To do = Copy each line containing the word "Jelszó" from the records that follow, please.

---- Recorded data

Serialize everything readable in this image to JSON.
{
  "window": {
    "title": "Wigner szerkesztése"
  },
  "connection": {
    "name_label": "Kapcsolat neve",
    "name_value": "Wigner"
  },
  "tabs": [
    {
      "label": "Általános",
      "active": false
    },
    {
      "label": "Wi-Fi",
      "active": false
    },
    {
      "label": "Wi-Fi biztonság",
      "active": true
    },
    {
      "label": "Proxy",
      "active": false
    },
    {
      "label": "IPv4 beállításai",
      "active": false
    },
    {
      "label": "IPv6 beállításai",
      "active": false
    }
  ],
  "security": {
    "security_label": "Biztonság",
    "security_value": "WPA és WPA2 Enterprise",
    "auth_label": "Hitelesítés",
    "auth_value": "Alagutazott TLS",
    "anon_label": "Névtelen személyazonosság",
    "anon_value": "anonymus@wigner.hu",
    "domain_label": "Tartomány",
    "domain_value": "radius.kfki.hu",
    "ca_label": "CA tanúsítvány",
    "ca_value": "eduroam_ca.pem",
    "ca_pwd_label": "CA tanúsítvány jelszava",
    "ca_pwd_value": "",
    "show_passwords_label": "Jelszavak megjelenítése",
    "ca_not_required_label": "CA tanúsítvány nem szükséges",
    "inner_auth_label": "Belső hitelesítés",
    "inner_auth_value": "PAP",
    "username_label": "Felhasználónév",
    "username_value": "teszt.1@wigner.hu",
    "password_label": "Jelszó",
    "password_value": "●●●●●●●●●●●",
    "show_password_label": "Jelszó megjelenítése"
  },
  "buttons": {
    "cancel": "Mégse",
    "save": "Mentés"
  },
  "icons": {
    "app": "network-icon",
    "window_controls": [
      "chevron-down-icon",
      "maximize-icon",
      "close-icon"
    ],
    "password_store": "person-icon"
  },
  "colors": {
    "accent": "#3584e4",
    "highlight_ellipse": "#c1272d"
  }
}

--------

Output of the exercise =
    "password_label": "Jelszó",
    "show_password_label": "Jelszó megjelenítése"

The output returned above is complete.